What Recognized Cat Breeds Come in Brown Coloration?
1. Havana Brown
The rare Havana Brown is the only cat breed that is known as a true chocolate color. This breed was produced by combining the Siamese, black domestic shorthairs, and the Russian Blue. Not only are they a solid chestnut brown, so are their whiskers. Speaking of rare though, there are only said to be about 1,000 Havana Browns left in the world and there is hardly anything remaining in the current gene pool.
2. Oriental Shorthair
These chatty entertainers also come in a full brown coat coloration and cinnamon coloration. Originating from crossbreeding the Siamese with a variety of others, the Oriental Shorthair eventually made its way into purebred recognition. They have a unique stunning appearance with their lean bodies and triangular heads.
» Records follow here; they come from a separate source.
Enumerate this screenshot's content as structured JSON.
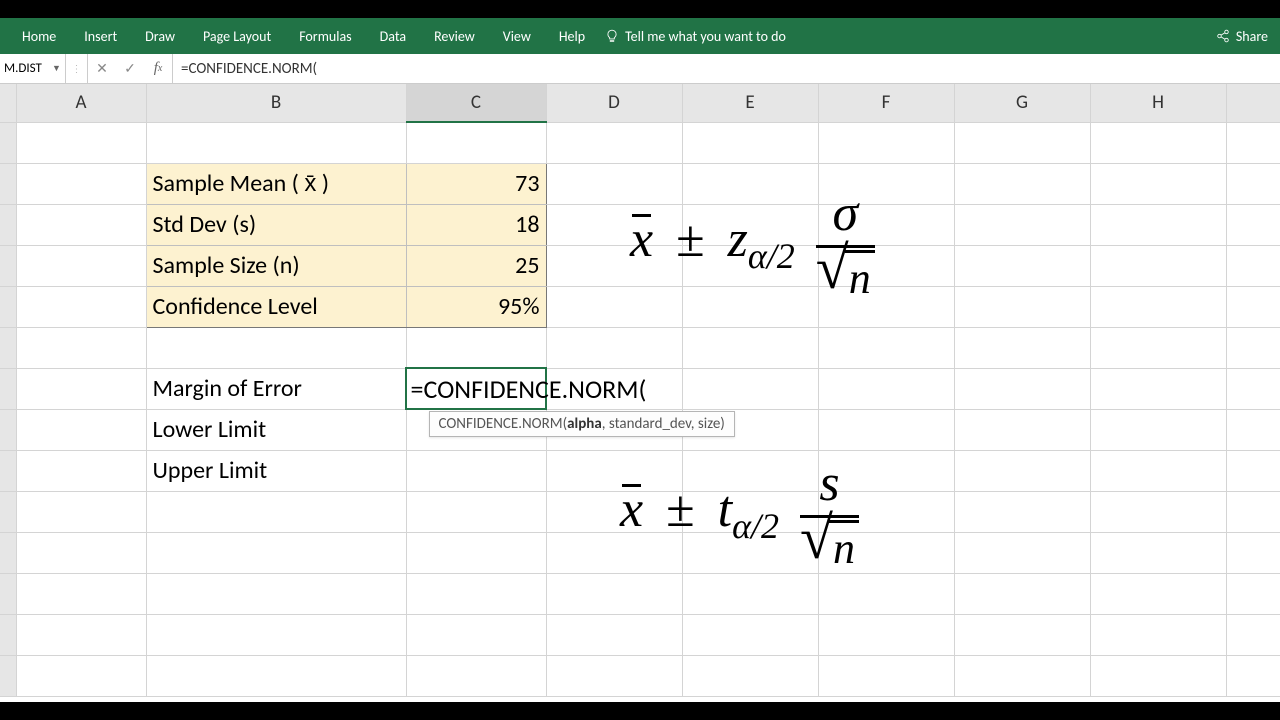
{
  "ribbon": {
    "tabs": [
      "Home",
      "Insert",
      "Draw",
      "Page Layout",
      "Formulas",
      "Data",
      "Review",
      "View",
      "Help"
    ],
    "tellme": "Tell me what you want to do",
    "share": "Share"
  },
  "formula_bar": {
    "name_box": "M.DIST",
    "formula": "=CONFIDENCE.NORM("
  },
  "columns": [
    "A",
    "B",
    "C",
    "D",
    "E",
    "F",
    "G",
    "H"
  ],
  "active_column": "C",
  "rows_visible": 14,
  "cells": {
    "B2": "Sample Mean ( x̄ )",
    "C2": "73",
    "B3": "Std Dev (s)",
    "C3": "18",
    "B4": "Sample Size (n)",
    "C4": "25",
    "B5": "Confidence Level",
    "C5": "95%",
    "B7": "Margin of Error",
    "C7_editing": "=CONFIDENCE.NORM(",
    "B8": "Lower Limit",
    "B9": "Upper Limit"
  },
  "tooltip": {
    "fn": "CONFIDENCE.NORM(",
    "arg_bold": "alpha",
    "rest": ", standard_dev, size)"
  },
  "equations": {
    "eq1": {
      "xbar": "x",
      "pm": "±",
      "coef": "z",
      "sub": "α/2",
      "num": "σ",
      "den": "n"
    },
    "eq2": {
      "xbar": "x",
      "pm": "±",
      "coef": "t",
      "sub": "α/2",
      "num": "s",
      "den": "n"
    }
  }
}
3. York Chocolate
The semi-longhaired York Chocolate has a darker brown coat. This breed first appeared in the 1980s and doesn’t have nearly as much recognition as some other breeds. York Chocolates have a coat that typically darkens as they age. They can have chocolate brown, bicolor chocolate, white or bicolor chocolate., and lilac coat colorations.
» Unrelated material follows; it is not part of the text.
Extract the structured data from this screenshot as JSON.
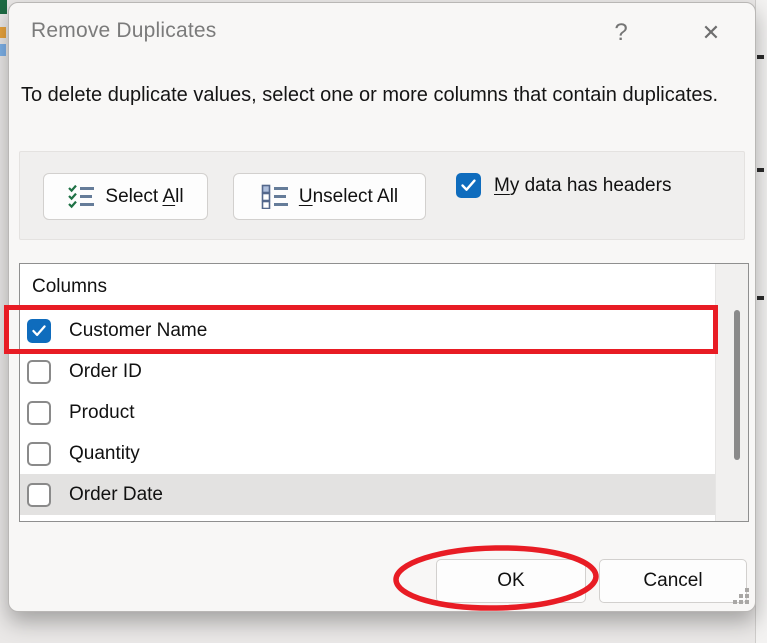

4. Burmese Cat
Introduced to the United States in the 1930s, the Burmese Cat had their solid brown coat isolated through selective breeding. They have four recognized colors including sable (rich, dark brown,) champagne (warm beige,) platinum (pale gray,) and blue (medium gray with fawn undertones.)
5. British Shorthair
These little teddy bears with round, chubby cheeks, thick, soft coats, and large, amber-colored eyes come in a wide variety of colors. Chocolate British Shorthairs got their coat coloration through crossbreeding with chocolate Persians.
They can vary from any shade of chocolate from super light to very dark, but breed standard does not allow any other hair colors mixed in. Don’t forget the cinnamon color variation they are produced in as well; it complements those amber eyes.
The chocolate Persian comes in many different shades of brown and is one of the rarer coat colorations among the Persian breeds. As mentioned, the chocolate Persians help by providing their genetics that led to the British Shorthair.
7. Devon Rex
The slender, wavy-coated, tall-eared Devon Rex also gets recognition for their brown coloration. These cats come in a wider variety of coat colors, including the rich chestnut brown.
Brown cats are rare, but not impossible to find. You will be much less likely to find a stray brown cat wandering around than most other coat colorations. You can look into some of the purebred cats that come in recognized brown coloration for their breed standard.
All in all, this is a result of genetic mutation and recessive genes. Selective breeding has to take place to produce brown and cinnamon-colored cats and it’s not commonly floating around the gene pool.
Featured image Credit: Joan Wozniak, Shutterstock